Start of MATERIAL PROVIDED

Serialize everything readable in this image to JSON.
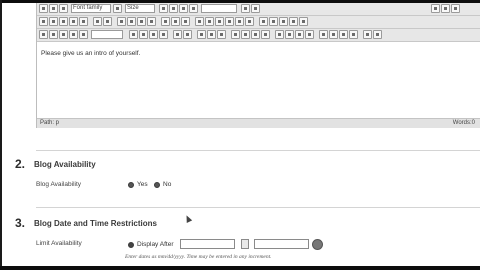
{
  "editor": {
    "font_select": "Font family",
    "size_select": "Size",
    "content": "Please give us an intro of yourself.",
    "path": "Path: p",
    "words": "Words:0"
  },
  "sections": [
    {
      "number": "2.",
      "title": "Blog Availability",
      "field_label": "Blog Availability",
      "options": [
        "Yes",
        "No"
      ]
    },
    {
      "number": "3.",
      "title": "Blog Date and Time Restrictions",
      "field_label": "Limit Availability",
      "option": "Display After",
      "hint": "Enter dates as mm/dd/yyyy. Time may be entered in any increment."
    }
  ],
  "colors": {
    "toolbar_bg": "#e7e7e7",
    "divider": "#d4d4d4",
    "radio": "#555555"
  }
}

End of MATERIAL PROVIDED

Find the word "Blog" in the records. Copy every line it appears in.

      "title": "Blog Availability",
      "field_label": "Blog Availability",
      "title": "Blog Date and Time Restrictions",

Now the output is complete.